A History of Moonville, Ohio and a Collection of its Haunting Tales, Revised Edition, is an updated version of a previous work the author had published back in 2008. This revised edition contains more detailed history about Moonville and its surrounding towns, such as Zaleski, on how they came to be, most notably that Moonville was named by the railroad after a general store proprietor rather than the man who had actually founded the town; and that Zaleski was named after a Polish/French financier who never came to America to see his namesake town. This revised edition also contains more haunting tales of what had happened to some of those who had lived and worked in this remote mining town in eastern Vinton County, Ohio, mainly covering those who had been involved in train accidents surrounding the still-standing tunnel as these trains came barreling through the area; plus, there are a few tales of murder as well. There are also a few light-hearted tales most notably that of a well-known English author who had passed through Moonville on his way to tour America back in the late 1860s as well as a story about some feisty sisters, in Athens, who took on the expanding railroad. There are human interest elements in all of this, most notably to me, is the story of the Dexters who had been enslaved in Virginia, escaping in the 1860s, having made their way to Moonville in order to live out their lives in freedom. This book is about preserving the history of a mining town that began back in the 1850s, thriving for nearly fifty years, before it began its long slide into history, though not completely forgotten, for it had been, once, a vital part of Ohios history, especially in the days leading up to the American Civil War; and that is why I wrote and revised this work - for Moonvilles history is a part of Ohios history.

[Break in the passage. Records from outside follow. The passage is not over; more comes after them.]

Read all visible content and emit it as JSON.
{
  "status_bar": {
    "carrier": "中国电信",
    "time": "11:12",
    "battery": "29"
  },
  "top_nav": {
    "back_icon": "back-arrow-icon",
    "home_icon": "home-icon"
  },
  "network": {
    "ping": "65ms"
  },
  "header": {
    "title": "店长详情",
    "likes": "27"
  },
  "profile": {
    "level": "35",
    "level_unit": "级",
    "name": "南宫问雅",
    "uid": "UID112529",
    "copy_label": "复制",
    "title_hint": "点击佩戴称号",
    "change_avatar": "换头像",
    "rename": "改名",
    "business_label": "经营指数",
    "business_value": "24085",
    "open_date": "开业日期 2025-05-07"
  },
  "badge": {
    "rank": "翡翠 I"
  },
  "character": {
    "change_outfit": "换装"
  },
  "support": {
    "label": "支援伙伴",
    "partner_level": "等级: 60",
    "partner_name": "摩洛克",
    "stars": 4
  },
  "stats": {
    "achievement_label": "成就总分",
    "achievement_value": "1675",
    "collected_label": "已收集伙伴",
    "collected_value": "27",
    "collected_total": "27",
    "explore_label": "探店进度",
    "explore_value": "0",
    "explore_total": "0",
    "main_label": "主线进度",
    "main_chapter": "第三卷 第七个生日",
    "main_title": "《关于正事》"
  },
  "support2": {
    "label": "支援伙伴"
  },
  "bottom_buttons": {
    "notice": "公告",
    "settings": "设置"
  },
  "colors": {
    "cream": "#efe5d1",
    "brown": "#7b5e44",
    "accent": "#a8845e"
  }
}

|Author||: John Richetti|
The English Novel in History 1700-1780 provides students with specific contexts for the early novel in response to a new understanding of eigtheenth-century Britain. It traces the social and moral representations of the period in extended readings of the major novelists, as well as evaluatiing the importance of lesser known ones. John Richetti traces the shifting subject matter of the novel, discussing: * scandalous and amatory fictions * criminal narratives of the early part of the century * the more disciplined, realistic, and didactic strain that appears in the 1740's and 1750's * novels promoting new ideas about the nature of domestic life * novels by women and how they relate to the shift of subject matter This original and useful book revises traditional literary history by considering novels from those years in the context of the transformation of Britain in the eighteenth century.
|Author||: Robert Fraser|

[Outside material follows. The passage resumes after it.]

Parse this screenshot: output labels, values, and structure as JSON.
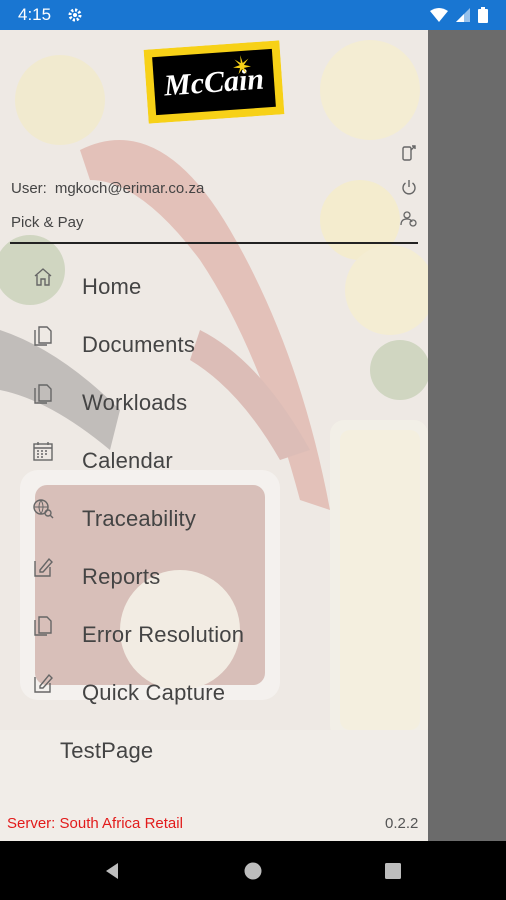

This surprising study draws together the disparate fields of postcolonial theory and book history in a challenging and illuminating way. Robert Fraser proposes that we now look beyond the traditional methods of the Anglo-European bibliographic paradigm, and learn to appreciate instead the diversity of shapes that verbal expression has assumed across different societies. This change of attitude will encourage students and researchers to question developmentally conceived models of communication, and move instead to a re-formulation of just what is meant by a book, an author, a text. Fraser illustrates his combined approach with comparative case studies of print, script and speech cultures in South Asia and Africa, before panning out to examine conflicts and paradoxes arising in parallel contexts. The re-orientation of approach and the freshness of view offered by this volume will foster understanding and creative collaboration between scholars of different outlooks, while offering a radical critique to those identified in its concluding section as purveyors of global literary power.